Every project has been funded through the sale of Christo’s individual “preparatory studies,” such as the ones on view in the Fleming. (He and Jeanne-Claude came up with ideas together, but he has made the drawings according to the website.) While items in this museum collection bear no price tags, of course, an auction ad in a recent issue of Art in America offered a clue to their value. Up for bid was a 57-by-96-inch mixed-media work on paper of “Surrounded Islands.” The drawing shows one of the 11 small islands in Biscayne Bay, Greater Miami, that Christo and Jeanne-Claude skirted with floating pink polypropylene fabric in 1983. Estimated value: $150,00 to $200,000. And that’s the going price for such a collector’s item now. Christo clearly had to create and sell many smaller works to fund the couple’s multimillion-dollar installations.
Golden’s collection consists of these smaller pieces, but to view them is to be awed by magnitude. A by-the-numbers accounting of each project is staggering:
“Valley Curtain,” a bright orange expanse of orange nylon polyamide across Rifle Gap in the Rocky Mountains, spanned 1300 feet and rose to 365 feet.
For “The Umbrellas,” a U.S.-Japan coproduction, 1340 blue umbrellas — 19 feet tall and 28 feet in diameter — clustered in a green valley north of Tokyo, while 1760 yellow versions dotted an arid stretch of California.
It took 119,603 square yards of silver polypropylene fabric to wrap the Reichstag, a project conceived in 1971 and finally realized in 1995.

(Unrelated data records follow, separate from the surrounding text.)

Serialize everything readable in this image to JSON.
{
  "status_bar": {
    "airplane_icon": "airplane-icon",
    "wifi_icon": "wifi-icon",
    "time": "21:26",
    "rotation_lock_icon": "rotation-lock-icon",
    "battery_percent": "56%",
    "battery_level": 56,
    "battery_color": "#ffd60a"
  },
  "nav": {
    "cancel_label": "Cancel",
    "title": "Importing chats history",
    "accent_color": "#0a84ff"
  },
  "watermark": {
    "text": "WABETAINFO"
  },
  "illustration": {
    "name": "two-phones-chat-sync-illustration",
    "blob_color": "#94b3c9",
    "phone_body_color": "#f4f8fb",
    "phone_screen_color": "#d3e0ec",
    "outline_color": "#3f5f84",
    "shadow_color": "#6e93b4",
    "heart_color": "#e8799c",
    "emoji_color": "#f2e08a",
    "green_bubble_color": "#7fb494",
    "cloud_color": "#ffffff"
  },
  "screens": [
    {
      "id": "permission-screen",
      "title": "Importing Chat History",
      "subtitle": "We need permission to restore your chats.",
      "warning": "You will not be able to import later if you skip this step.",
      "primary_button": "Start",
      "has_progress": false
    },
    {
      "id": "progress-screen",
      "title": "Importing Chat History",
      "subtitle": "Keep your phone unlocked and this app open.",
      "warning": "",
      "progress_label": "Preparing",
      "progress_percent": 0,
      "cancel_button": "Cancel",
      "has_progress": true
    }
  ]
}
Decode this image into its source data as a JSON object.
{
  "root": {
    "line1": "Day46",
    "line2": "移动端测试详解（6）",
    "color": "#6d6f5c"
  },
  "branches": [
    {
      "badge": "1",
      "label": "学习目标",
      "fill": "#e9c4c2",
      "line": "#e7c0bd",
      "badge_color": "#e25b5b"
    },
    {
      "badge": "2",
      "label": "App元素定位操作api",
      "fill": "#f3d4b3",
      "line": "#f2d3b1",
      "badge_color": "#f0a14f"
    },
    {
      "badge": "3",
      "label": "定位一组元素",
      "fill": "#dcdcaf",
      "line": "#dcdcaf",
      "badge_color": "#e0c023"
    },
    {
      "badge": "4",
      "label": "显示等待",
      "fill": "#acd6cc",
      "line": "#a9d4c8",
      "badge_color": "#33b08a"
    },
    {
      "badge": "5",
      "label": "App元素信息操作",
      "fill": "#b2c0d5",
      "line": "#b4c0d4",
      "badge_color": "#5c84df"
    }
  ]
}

And it goes on. A master of documentation, Christo records every fact and figure with the precision of an architect.
In fact, the drawings and lithographs in the Fleming exhibit are strongly architectural, with rules, numbers and other handmade notations suggesting the artist’s vision. But this is not to say they are all straight lines and mathematics. A number of the artworks are made three dimensional — and oddly charming — with fabric, polyethylene and twine relief elements. In the photo-collage for “Wrapped Trees,” a project proposed for the Avenue des Champs Elysées in Paris, the trees are wrapped. “Wrapped Armchair Project” is a hand-collaged lithograph of a single overstuffed, cotton-wrapped chair, mounted on a panel and encased in clear Plexiglas. Bisecting drawn lines on the gray background add to the sense of dimensionality.
A legend informs viewers that Christo and Jeanne-Claude worked with chairs as early as 1958. As a young artist in Paris, Christo was fascinated with the transformation of everyday objects when they were obscured, package-like. It was just a matter of time before he and Jeanne-Claude were wrapping a coastline in Australia, an art museum in Switzerland, a historic bridge in Paris.
Asked by a Burlington audience member why he wrapped things, Christo gave an answer that evoked Rodin’s sculpture “Monument to Balzac” … and how much more magnificent the French novelist looked robed than he would have naked.
But if the artists found concealment provocative, Christo pointedly notes on the website that their wrapped works are few compared with their entire portfolio. No doubt a number of Vermonters witnessed “The Gates” in New York City in February 2005 — a project first conceived in 1979. Throughout 23 miles of serpentine paths in Central Park, Christo and Jeanne-Claude planted 7503 goalpost-like gates 16 feet high and 12 feet apart, from which hung loose, saffron-colored curtains. The poles of the gates, Christo told his Burlington audience, collectively used two-thirds the amount of steel in the Eiffel Tower. It has since been recycled.
Public art on this scale, experienced by so many people, is simply inspiring. “I refer to this as ‘extreme art,’ visually, aesthetically and community-wise,” says Cohen. What will surprise people who take in the Christo and Jeanne-Claude exhibit, she suggests, is “the overall impact of the work, and how many of them they were able to achieve.”